The task:
Down to the last line below, repeat the entries word for word and drop the pictures.

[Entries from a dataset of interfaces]
==========

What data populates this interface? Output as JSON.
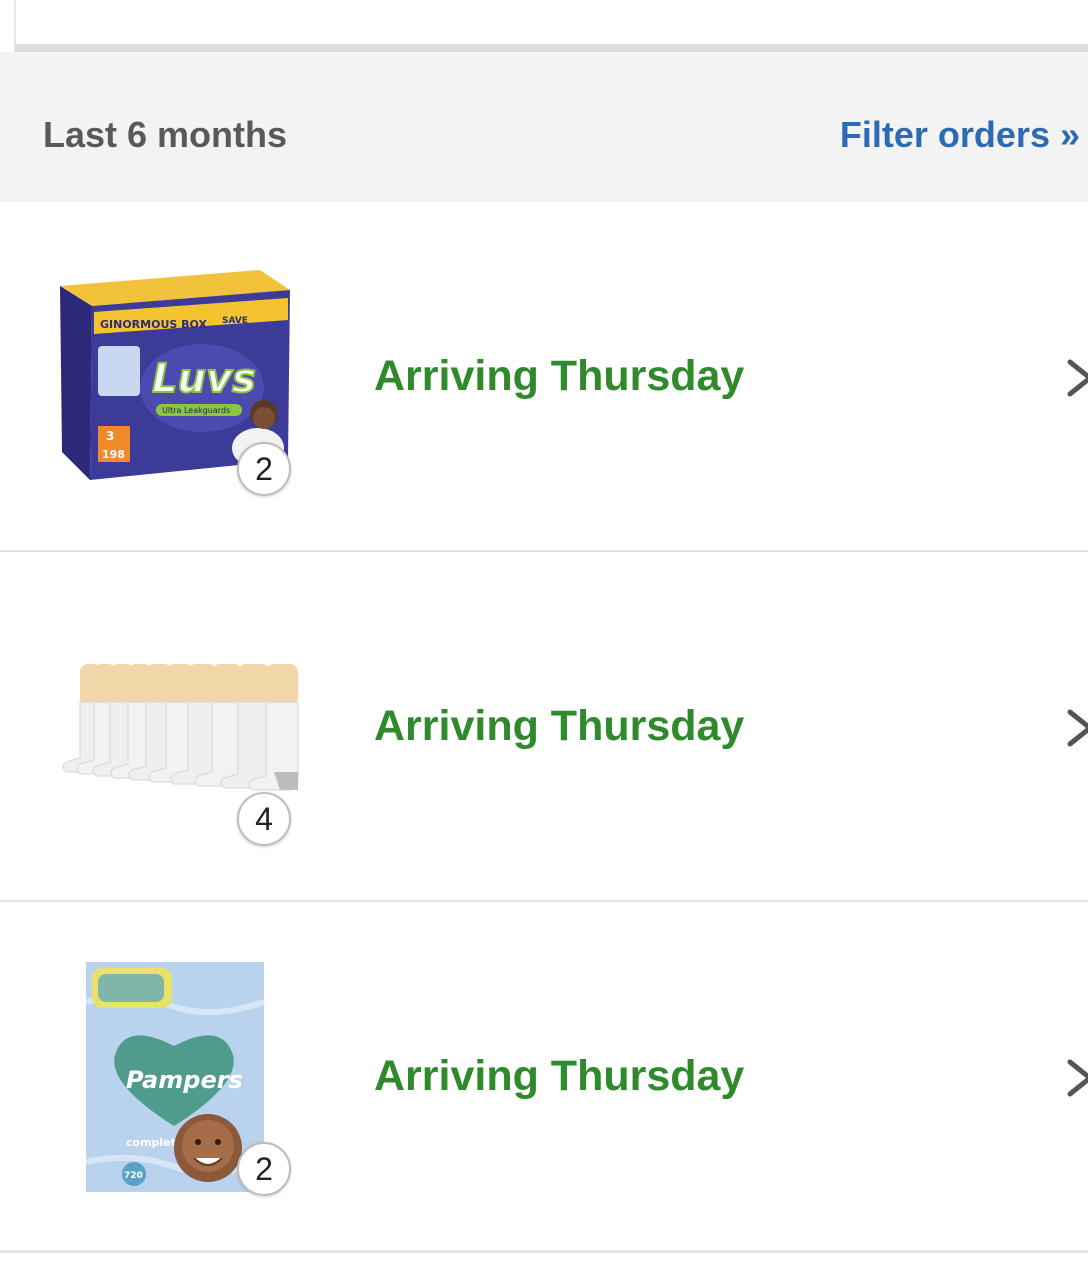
{
  "filter_bar": {
    "label": "Last 6 months",
    "link": "Filter orders »"
  },
  "orders": [
    {
      "product_image": "luvs-diapers-box",
      "box_lettering": [
        "GINORMOUS BOX",
        "SAVE",
        "Luvs",
        "Ultra Leakguards",
        "3",
        "198"
      ],
      "quantity": "2",
      "status": "Arriving Thursday",
      "icon": "chevron-right-icon"
    },
    {
      "product_image": "white-crew-socks-pack",
      "quantity": "4",
      "status": "Arriving Thursday",
      "icon": "chevron-right-icon"
    },
    {
      "product_image": "pampers-wipes-box",
      "box_lettering": [
        "Pampers",
        "complete clean",
        "720"
      ],
      "quantity": "2",
      "status": "Arriving Thursday",
      "icon": "chevron-right-icon"
    }
  ],
  "colors": {
    "status_green": "#2f8a2b",
    "link_blue": "#2c6bb3",
    "filter_bg": "#f3f3f3",
    "label_gray": "#595959"
  }
}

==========

Solution to the exercise:
What data populates this interface? Output as JSON.
{
  "filter_bar": {
    "label": "Last 6 months",
    "link": "Filter orders »"
  },
  "orders": [
    {
      "product_image": "luvs-diapers-box",
      "box_lettering": [
        "GINORMOUS BOX",
        "SAVE",
        "Luvs",
        "Ultra Leakguards",
        "3",
        "198"
      ],
      "quantity": "2",
      "status": "Arriving Thursday",
      "icon": "chevron-right-icon"
    },
    {
      "product_image": "white-crew-socks-pack",
      "quantity": "4",
      "status": "Arriving Thursday",
      "icon": "chevron-right-icon"
    },
    {
      "product_image": "pampers-wipes-box",
      "box_lettering": [
        "Pampers",
        "complete clean",
        "720"
      ],
      "quantity": "2",
      "status": "Arriving Thursday",
      "icon": "chevron-right-icon"
    }
  ],
  "colors": {
    "status_green": "#2f8a2b",
    "link_blue": "#2c6bb3",
    "filter_bg": "#f3f3f3",
    "label_gray": "#595959"
  }
}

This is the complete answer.